## Your objective
The answer must be an exact reproduction of all the entries.

(Records for this task begins)

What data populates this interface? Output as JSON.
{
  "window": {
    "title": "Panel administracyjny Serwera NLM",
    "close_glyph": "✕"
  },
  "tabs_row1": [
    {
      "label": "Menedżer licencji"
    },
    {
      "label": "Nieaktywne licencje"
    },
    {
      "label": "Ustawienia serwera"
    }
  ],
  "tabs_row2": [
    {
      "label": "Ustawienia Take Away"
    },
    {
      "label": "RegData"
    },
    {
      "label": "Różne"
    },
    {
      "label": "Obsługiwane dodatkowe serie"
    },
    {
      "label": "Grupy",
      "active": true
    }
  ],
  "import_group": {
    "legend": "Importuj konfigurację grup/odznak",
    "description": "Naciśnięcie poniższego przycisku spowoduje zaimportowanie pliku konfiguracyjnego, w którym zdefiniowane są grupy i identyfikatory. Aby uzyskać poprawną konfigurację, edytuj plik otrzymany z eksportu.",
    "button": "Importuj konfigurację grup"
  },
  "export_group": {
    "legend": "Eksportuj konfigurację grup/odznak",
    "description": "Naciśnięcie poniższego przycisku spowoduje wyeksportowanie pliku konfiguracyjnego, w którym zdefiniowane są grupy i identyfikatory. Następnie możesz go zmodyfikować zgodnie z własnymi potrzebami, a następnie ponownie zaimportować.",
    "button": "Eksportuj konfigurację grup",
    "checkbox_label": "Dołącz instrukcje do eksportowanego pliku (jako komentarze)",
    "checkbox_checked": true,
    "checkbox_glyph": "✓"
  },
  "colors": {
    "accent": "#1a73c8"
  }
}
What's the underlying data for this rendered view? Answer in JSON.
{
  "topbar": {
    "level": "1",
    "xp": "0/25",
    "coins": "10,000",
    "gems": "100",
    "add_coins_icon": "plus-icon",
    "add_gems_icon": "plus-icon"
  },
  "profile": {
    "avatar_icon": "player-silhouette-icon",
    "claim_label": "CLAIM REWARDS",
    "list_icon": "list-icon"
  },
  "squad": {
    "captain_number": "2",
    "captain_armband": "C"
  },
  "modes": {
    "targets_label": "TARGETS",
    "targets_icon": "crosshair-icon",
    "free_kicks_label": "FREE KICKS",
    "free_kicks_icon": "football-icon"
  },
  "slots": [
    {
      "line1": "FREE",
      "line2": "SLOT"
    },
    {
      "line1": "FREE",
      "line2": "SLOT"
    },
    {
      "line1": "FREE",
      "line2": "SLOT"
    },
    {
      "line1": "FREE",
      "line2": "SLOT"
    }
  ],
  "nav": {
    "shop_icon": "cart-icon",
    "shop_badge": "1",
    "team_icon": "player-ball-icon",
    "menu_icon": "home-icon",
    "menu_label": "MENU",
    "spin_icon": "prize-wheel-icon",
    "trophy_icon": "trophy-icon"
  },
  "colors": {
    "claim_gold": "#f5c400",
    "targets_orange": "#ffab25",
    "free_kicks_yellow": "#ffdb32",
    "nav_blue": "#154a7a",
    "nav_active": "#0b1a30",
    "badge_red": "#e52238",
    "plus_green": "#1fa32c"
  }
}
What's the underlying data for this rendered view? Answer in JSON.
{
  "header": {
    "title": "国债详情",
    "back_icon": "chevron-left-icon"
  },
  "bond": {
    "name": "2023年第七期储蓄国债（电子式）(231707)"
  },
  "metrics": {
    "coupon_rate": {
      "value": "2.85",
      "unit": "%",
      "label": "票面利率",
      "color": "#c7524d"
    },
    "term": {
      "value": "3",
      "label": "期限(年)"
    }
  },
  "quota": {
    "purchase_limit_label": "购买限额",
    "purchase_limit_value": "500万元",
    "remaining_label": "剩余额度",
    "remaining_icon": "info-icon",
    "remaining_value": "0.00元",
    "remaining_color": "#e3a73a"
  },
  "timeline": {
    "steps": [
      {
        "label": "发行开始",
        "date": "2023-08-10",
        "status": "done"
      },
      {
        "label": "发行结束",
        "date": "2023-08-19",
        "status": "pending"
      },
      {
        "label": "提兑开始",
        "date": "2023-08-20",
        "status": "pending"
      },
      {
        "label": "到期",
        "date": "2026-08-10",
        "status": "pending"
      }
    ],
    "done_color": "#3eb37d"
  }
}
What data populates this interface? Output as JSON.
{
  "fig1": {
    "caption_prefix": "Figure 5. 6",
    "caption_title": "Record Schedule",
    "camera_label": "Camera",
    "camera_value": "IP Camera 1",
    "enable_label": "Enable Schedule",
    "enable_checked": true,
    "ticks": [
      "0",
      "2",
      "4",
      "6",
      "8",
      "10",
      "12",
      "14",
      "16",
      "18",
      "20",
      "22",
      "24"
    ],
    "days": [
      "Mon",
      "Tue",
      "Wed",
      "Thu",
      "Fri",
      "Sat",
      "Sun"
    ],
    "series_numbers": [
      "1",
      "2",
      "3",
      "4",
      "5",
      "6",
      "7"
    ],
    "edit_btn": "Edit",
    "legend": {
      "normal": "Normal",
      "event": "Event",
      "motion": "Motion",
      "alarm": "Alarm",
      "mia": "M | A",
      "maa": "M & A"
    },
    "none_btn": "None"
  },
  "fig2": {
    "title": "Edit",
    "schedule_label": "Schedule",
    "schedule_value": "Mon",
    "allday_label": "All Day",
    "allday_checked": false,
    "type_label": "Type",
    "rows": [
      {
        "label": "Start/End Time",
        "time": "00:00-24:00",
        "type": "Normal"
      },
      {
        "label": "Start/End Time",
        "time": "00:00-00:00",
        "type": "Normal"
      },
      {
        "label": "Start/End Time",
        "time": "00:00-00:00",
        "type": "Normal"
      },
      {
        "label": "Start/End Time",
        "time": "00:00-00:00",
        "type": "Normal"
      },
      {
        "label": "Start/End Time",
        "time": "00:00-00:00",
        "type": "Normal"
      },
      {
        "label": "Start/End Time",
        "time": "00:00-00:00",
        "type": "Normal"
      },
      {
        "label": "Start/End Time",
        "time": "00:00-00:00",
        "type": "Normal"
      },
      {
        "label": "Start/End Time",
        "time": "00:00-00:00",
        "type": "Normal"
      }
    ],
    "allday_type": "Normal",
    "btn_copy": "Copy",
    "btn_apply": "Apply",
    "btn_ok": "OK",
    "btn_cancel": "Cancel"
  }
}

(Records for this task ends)

## Reply
What data populates this interface? Output as JSON.
{
  "window": {
    "title": "Panel administracyjny Serwera NLM",
    "close_glyph": "✕"
  },
  "tabs_row1": [
    {
      "label": "Menedżer licencji"
    },
    {
      "label": "Nieaktywne licencje"
    },
    {
      "label": "Ustawienia serwera"
    }
  ],
  "tabs_row2": [
    {
      "label": "Ustawienia Take Away"
    },
    {
      "label": "RegData"
    },
    {
      "label": "Różne"
    },
    {
      "label": "Obsługiwane dodatkowe serie"
    },
    {
      "label": "Grupy",
      "active": true
    }
  ],
  "import_group": {
    "legend": "Importuj konfigurację grup/odznak",
    "description": "Naciśnięcie poniższego przycisku spowoduje zaimportowanie pliku konfiguracyjnego, w którym zdefiniowane są grupy i identyfikatory. Aby uzyskać poprawną konfigurację, edytuj plik otrzymany z eksportu.",
    "button": "Importuj konfigurację grup"
  },
  "export_group": {
    "legend": "Eksportuj konfigurację grup/odznak",
    "description": "Naciśnięcie poniższego przycisku spowoduje wyeksportowanie pliku konfiguracyjnego, w którym zdefiniowane są grupy i identyfikatory. Następnie możesz go zmodyfikować zgodnie z własnymi potrzebami, a następnie ponownie zaimportować.",
    "button": "Eksportuj konfigurację grup",
    "checkbox_label": "Dołącz instrukcje do eksportowanego pliku (jako komentarze)",
    "checkbox_checked": true,
    "checkbox_glyph": "✓"
  },
  "colors": {
    "accent": "#1a73c8"
  }
}
What's the underlying data for this rendered view? Answer in JSON.
{
  "topbar": {
    "level": "1",
    "xp": "0/25",
    "coins": "10,000",
    "gems": "100",
    "add_coins_icon": "plus-icon",
    "add_gems_icon": "plus-icon"
  },
  "profile": {
    "avatar_icon": "player-silhouette-icon",
    "claim_label": "CLAIM REWARDS",
    "list_icon": "list-icon"
  },
  "squad": {
    "captain_number": "2",
    "captain_armband": "C"
  },
  "modes": {
    "targets_label": "TARGETS",
    "targets_icon": "crosshair-icon",
    "free_kicks_label": "FREE KICKS",
    "free_kicks_icon": "football-icon"
  },
  "slots": [
    {
      "line1": "FREE",
      "line2": "SLOT"
    },
    {
      "line1": "FREE",
      "line2": "SLOT"
    },
    {
      "line1": "FREE",
      "line2": "SLOT"
    },
    {
      "line1": "FREE",
      "line2": "SLOT"
    }
  ],
  "nav": {
    "shop_icon": "cart-icon",
    "shop_badge": "1",
    "team_icon": "player-ball-icon",
    "menu_icon": "home-icon",
    "menu_label": "MENU",
    "spin_icon": "prize-wheel-icon",
    "trophy_icon": "trophy-icon"
  },
  "colors": {
    "claim_gold": "#f5c400",
    "targets_orange": "#ffab25",
    "free_kicks_yellow": "#ffdb32",
    "nav_blue": "#154a7a",
    "nav_active": "#0b1a30",
    "badge_red": "#e52238",
    "plus_green": "#1fa32c"
  }
}
What's the underlying data for this rendered view? Answer in JSON.
{
  "header": {
    "title": "国债详情",
    "back_icon": "chevron-left-icon"
  },
  "bond": {
    "name": "2023年第七期储蓄国债（电子式）(231707)"
  },
  "metrics": {
    "coupon_rate": {
      "value": "2.85",
      "unit": "%",
      "label": "票面利率",
      "color": "#c7524d"
    },
    "term": {
      "value": "3",
      "label": "期限(年)"
    }
  },
  "quota": {
    "purchase_limit_label": "购买限额",
    "purchase_limit_value": "500万元",
    "remaining_label": "剩余额度",
    "remaining_icon": "info-icon",
    "remaining_value": "0.00元",
    "remaining_color": "#e3a73a"
  },
  "timeline": {
    "steps": [
      {
        "label": "发行开始",
        "date": "2023-08-10",
        "status": "done"
      },
      {
        "label": "发行结束",
        "date": "2023-08-19",
        "status": "pending"
      },
      {
        "label": "提兑开始",
        "date": "2023-08-20",
        "status": "pending"
      },
      {
        "label": "到期",
        "date": "2026-08-10",
        "status": "pending"
      }
    ],
    "done_color": "#3eb37d"
  }
}
What data populates this interface? Output as JSON.
{
  "fig1": {
    "caption_prefix": "Figure 5. 6",
    "caption_title": "Record Schedule",
    "camera_label": "Camera",
    "camera_value": "IP Camera 1",
    "enable_label": "Enable Schedule",
    "enable_checked": true,
    "ticks": [
      "0",
      "2",
      "4",
      "6",
      "8",
      "10",
      "12",
      "14",
      "16",
      "18",
      "20",
      "22",
      "24"
    ],
    "days": [
      "Mon",
      "Tue",
      "Wed",
      "Thu",
      "Fri",
      "Sat",
      "Sun"
    ],
    "series_numbers": [
      "1",
      "2",
      "3",
      "4",
      "5",
      "6",
      "7"
    ],
    "edit_btn": "Edit",
    "legend": {
      "normal": "Normal",
      "event": "Event",
      "motion": "Motion",
      "alarm": "Alarm",
      "mia": "M | A",
      "maa": "M & A"
    },
    "none_btn": "None"
  },
  "fig2": {
    "title": "Edit",
    "schedule_label": "Schedule",
    "schedule_value": "Mon",
    "allday_label": "All Day",
    "allday_checked": false,
    "type_label": "Type",
    "rows": [
      {
        "label": "Start/End Time",
        "time": "00:00-24:00",
        "type": "Normal"
      },
      {
        "label": "Start/End Time",
        "time": "00:00-00:00",
        "type": "Normal"
      },
      {
        "label": "Start/End Time",
        "time": "00:00-00:00",
        "type": "Normal"
      },
      {
        "label": "Start/End Time",
        "time": "00:00-00:00",
        "type": "Normal"
      },
      {
        "label": "Start/End Time",
        "time": "00:00-00:00",
        "type": "Normal"
      },
      {
        "label": "Start/End Time",
        "time": "00:00-00:00",
        "type": "Normal"
      },
      {
        "label": "Start/End Time",
        "time": "00:00-00:00",
        "type": "Normal"
      },
      {
        "label": "Start/End Time",
        "time": "00:00-00:00",
        "type": "Normal"
      }
    ],
    "allday_type": "Normal",
    "btn_copy": "Copy",
    "btn_apply": "Apply",
    "btn_ok": "OK",
    "btn_cancel": "Cancel"
  }
}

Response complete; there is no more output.